Other troubling lines I found are "Most chess programs operate via brute-force search, which means they look through as many future positions as they can before before making a choice." and "Most computer chess programs won’t see the winning strategy. Instead, they will move the white king to the centre of the board which is the common strategy when there are only a few pieces on the board."kinderchocolate wrote:I believe the article author meant reaching 20 ply by brute-force. That is, compute all the possible moves.Leto wrote:Isn't it bizarre that the article claims their computer searched for a week and it didn't reach a depth of 20 ply on that problem? To me that sounds like something you'd expect from a computer from the 60's. Any computer today should have no problem reaching 20 ply in seconds. A recent dev version of Stockfish finds the mate in less than a second.
He then compared the difficulty (> one week computation) with human intuition.
That was why I shared the article, because I think the author (who was a PHD in artificial intelligence) didn't understand what he was writing, something that is supposed to be his research area.
Correct me if I'm wrong but most chess programs don't use brute force, even Deep Blue wasn't brute force. Selective search techniques have been used for many decades. Seems to me the opposite of his statement is true, most computer chess programs today would find the winning strategy rather quickly.

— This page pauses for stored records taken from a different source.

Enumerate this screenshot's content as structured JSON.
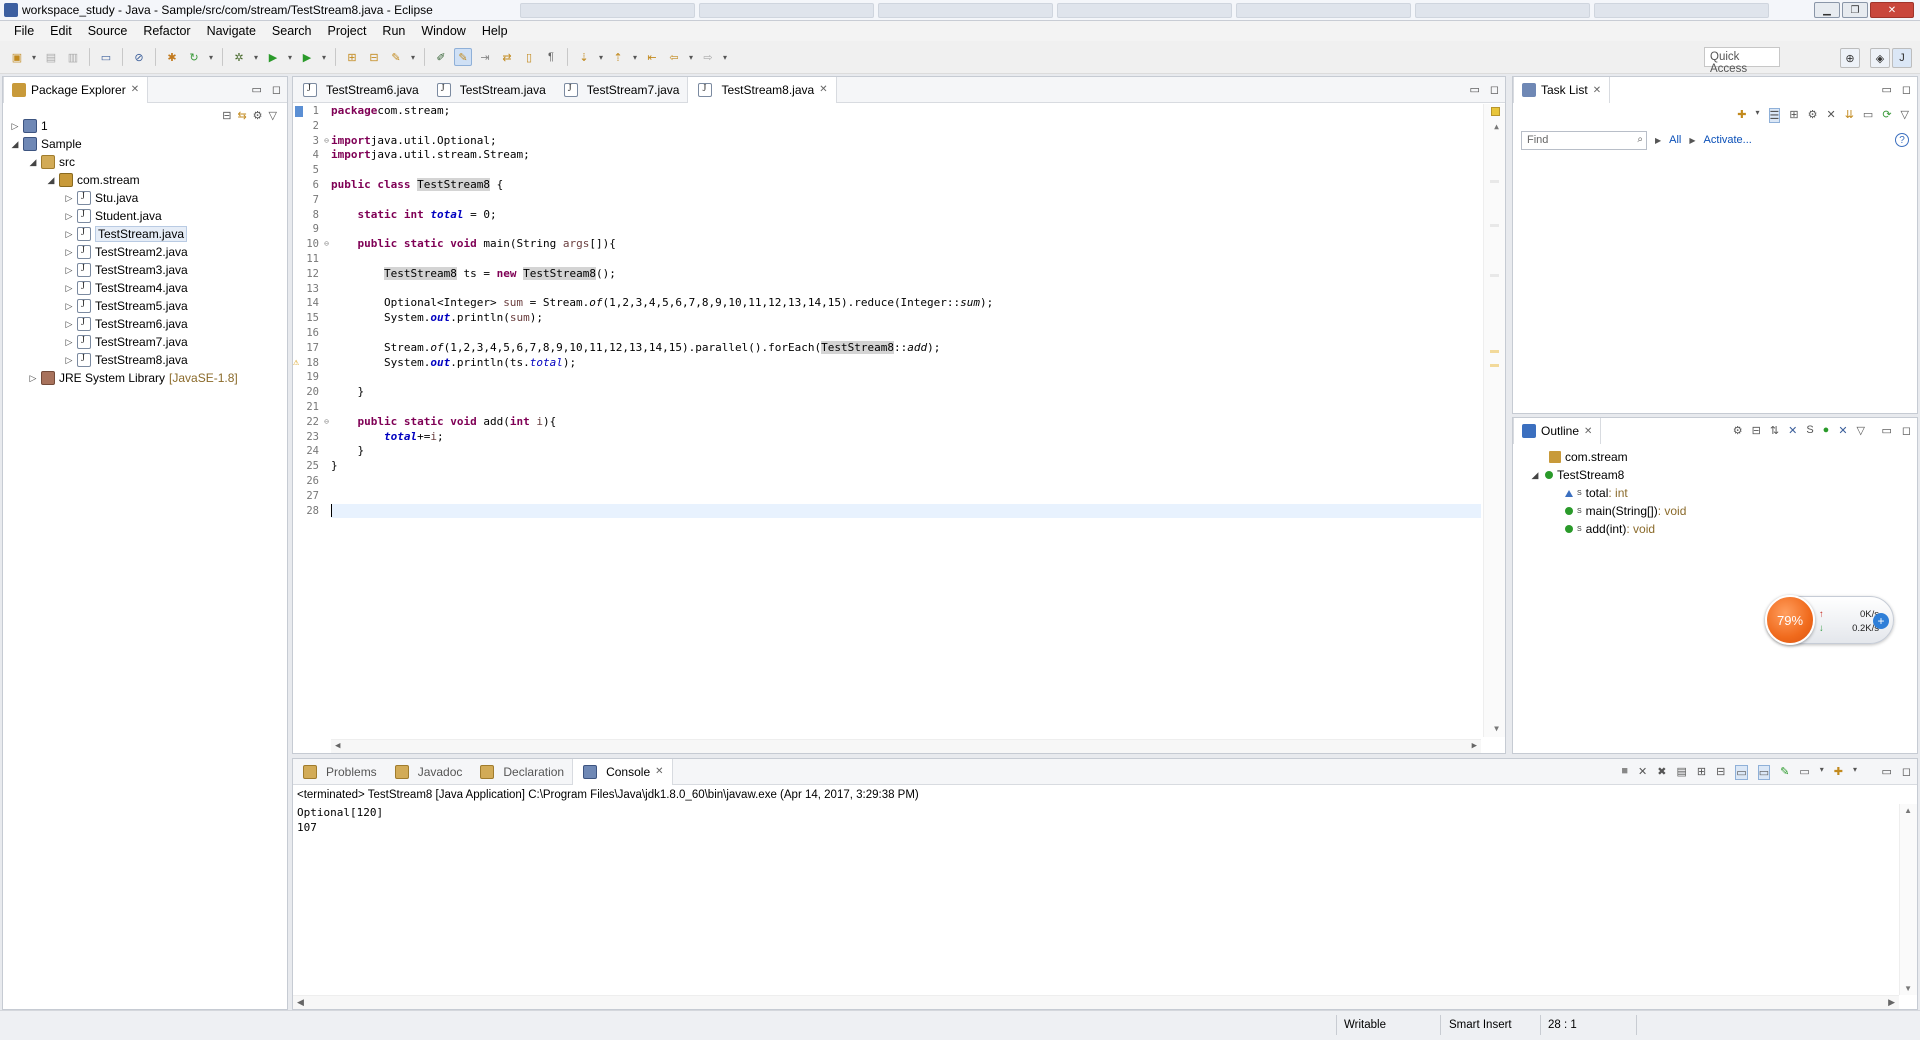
{
  "window": {
    "title": "workspace_study - Java - Sample/src/com/stream/TestStream8.java - Eclipse"
  },
  "menu": [
    "File",
    "Edit",
    "Source",
    "Refactor",
    "Navigate",
    "Search",
    "Project",
    "Run",
    "Window",
    "Help"
  ],
  "quick_access": "Quick Access",
  "package_explorer": {
    "tab": "Package Explorer",
    "tree": [
      {
        "label": "1",
        "level": 0,
        "twisty": "▷",
        "icon": "proj"
      },
      {
        "label": "Sample",
        "level": 0,
        "twisty": "◢",
        "icon": "proj"
      },
      {
        "label": "src",
        "level": 1,
        "twisty": "◢",
        "icon": "src"
      },
      {
        "label": "com.stream",
        "level": 2,
        "twisty": "◢",
        "icon": "pkg"
      },
      {
        "label": "Stu.java",
        "level": 3,
        "twisty": "▷",
        "icon": "java"
      },
      {
        "label": "Student.java",
        "level": 3,
        "twisty": "▷",
        "icon": "java"
      },
      {
        "label": "TestStream.java",
        "level": 3,
        "twisty": "▷",
        "icon": "java",
        "selected": true
      },
      {
        "label": "TestStream2.java",
        "level": 3,
        "twisty": "▷",
        "icon": "java"
      },
      {
        "label": "TestStream3.java",
        "level": 3,
        "twisty": "▷",
        "icon": "java"
      },
      {
        "label": "TestStream4.java",
        "level": 3,
        "twisty": "▷",
        "icon": "java"
      },
      {
        "label": "TestStream5.java",
        "level": 3,
        "twisty": "▷",
        "icon": "java"
      },
      {
        "label": "TestStream6.java",
        "level": 3,
        "twisty": "▷",
        "icon": "java"
      },
      {
        "label": "TestStream7.java",
        "level": 3,
        "twisty": "▷",
        "icon": "java"
      },
      {
        "label": "TestStream8.java",
        "level": 3,
        "twisty": "▷",
        "icon": "java"
      },
      {
        "label": "JRE System Library",
        "level": 1,
        "twisty": "▷",
        "icon": "lib",
        "decor": "[JavaSE-1.8]"
      }
    ]
  },
  "editor": {
    "tabs": [
      {
        "label": "TestStream6.java",
        "active": false
      },
      {
        "label": "TestStream.java",
        "active": false
      },
      {
        "label": "TestStream7.java",
        "active": false
      },
      {
        "label": "TestStream8.java",
        "active": true
      }
    ],
    "line_count": 28,
    "lines": [
      [
        [
          "kw",
          "package"
        ],
        [
          "",
          "com.stream;"
        ]
      ],
      [],
      [
        [
          "kw",
          "import"
        ],
        [
          "",
          "java.util.Optional;"
        ]
      ],
      [
        [
          "kw",
          "import"
        ],
        [
          "",
          "java.util.stream.Stream;"
        ]
      ],
      [],
      [
        [
          "kw",
          "public class "
        ],
        [
          "hl",
          "TestStream8"
        ],
        [
          "",
          " {"
        ]
      ],
      [],
      [
        [
          "",
          "    "
        ],
        [
          "kw",
          "static int "
        ],
        [
          "sfld",
          "total"
        ],
        [
          "",
          " = 0;"
        ]
      ],
      [],
      [
        [
          "",
          "    "
        ],
        [
          "kw",
          "public static void "
        ],
        [
          "",
          "main(String "
        ],
        [
          "param",
          "args"
        ],
        [
          "",
          "[]){"
        ]
      ],
      [],
      [
        [
          "",
          "        "
        ],
        [
          "hl",
          "TestStream8"
        ],
        [
          "",
          " ts = "
        ],
        [
          "kw",
          "new "
        ],
        [
          "hl",
          "TestStream8"
        ],
        [
          "",
          "();"
        ]
      ],
      [],
      [
        [
          "",
          "        Optional<Integer> "
        ],
        [
          "param",
          "sum"
        ],
        [
          "",
          " = Stream."
        ],
        [
          "ital",
          "of"
        ],
        [
          "",
          "(1,2,3,4,5,6,7,8,9,10,11,12,13,14,15).reduce(Integer::"
        ],
        [
          "ital",
          "sum"
        ],
        [
          "",
          ");"
        ]
      ],
      [
        [
          "",
          "        System."
        ],
        [
          "sfld",
          "out"
        ],
        [
          "",
          ".println("
        ],
        [
          "param",
          "sum"
        ],
        [
          "",
          ");"
        ]
      ],
      [],
      [
        [
          "",
          "        Stream."
        ],
        [
          "ital",
          "of"
        ],
        [
          "",
          "(1,2,3,4,5,6,7,8,9,10,11,12,13,14,15).parallel().forEach("
        ],
        [
          "hl",
          "TestStream8"
        ],
        [
          "",
          "::"
        ],
        [
          "ital",
          "add"
        ],
        [
          "",
          ");"
        ]
      ],
      [
        [
          "",
          "        System."
        ],
        [
          "sfld",
          "out"
        ],
        [
          "",
          ".println(ts."
        ],
        [
          "fld",
          "total"
        ],
        [
          "",
          ");"
        ]
      ],
      [],
      [
        [
          "",
          "    }"
        ]
      ],
      [],
      [
        [
          "",
          "    "
        ],
        [
          "kw",
          "public static void "
        ],
        [
          "",
          "add("
        ],
        [
          "kw",
          "int "
        ],
        [
          "param",
          "i"
        ],
        [
          "",
          "){"
        ]
      ],
      [
        [
          "",
          "        "
        ],
        [
          "sfld",
          "total"
        ],
        [
          "",
          "+="
        ],
        [
          "param",
          "i"
        ],
        [
          "",
          ";"
        ]
      ],
      [
        [
          "",
          "    }"
        ]
      ],
      [
        [
          "",
          "}"
        ]
      ],
      [],
      [],
      [
        [
          "caret",
          ""
        ]
      ]
    ]
  },
  "task_list": {
    "tab": "Task List",
    "find_placeholder": "Find",
    "all": "All",
    "activate": "Activate..."
  },
  "outline": {
    "tab": "Outline",
    "items": [
      {
        "label": "com.stream",
        "type": "",
        "kind": "pkg",
        "level": 0
      },
      {
        "label": "TestStream8",
        "type": "",
        "kind": "class",
        "level": 0
      },
      {
        "label": "total",
        "type": " : int",
        "kind": "field",
        "level": 1
      },
      {
        "label": "main(String[])",
        "type": " : void",
        "kind": "method",
        "level": 1
      },
      {
        "label": "add(int)",
        "type": " : void",
        "kind": "method",
        "level": 1
      }
    ]
  },
  "net_widget": {
    "percent": "79%",
    "up": "0K/s",
    "down": "0.2K/s"
  },
  "bottom_tabs": [
    {
      "label": "Problems",
      "active": false
    },
    {
      "label": "Javadoc",
      "active": false
    },
    {
      "label": "Declaration",
      "active": false
    },
    {
      "label": "Console",
      "active": true
    }
  ],
  "console": {
    "status": "<terminated> TestStream8 [Java Application] C:\\Program Files\\Java\\jdk1.8.0_60\\bin\\javaw.exe (Apr 14, 2017, 3:29:38 PM)",
    "output": [
      "Optional[120]",
      "107"
    ]
  },
  "statusbar": {
    "writable": "Writable",
    "insert_mode": "Smart Insert",
    "position": "28 : 1"
  },
  "colors": {
    "keyword": "#7f0055",
    "field": "#0000c0",
    "current_line": "#e8f2fe",
    "selection_border": "#b9cbe3"
  }
}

I agree, I think the author really doesn't know what he's talking about when it comes to computer chess.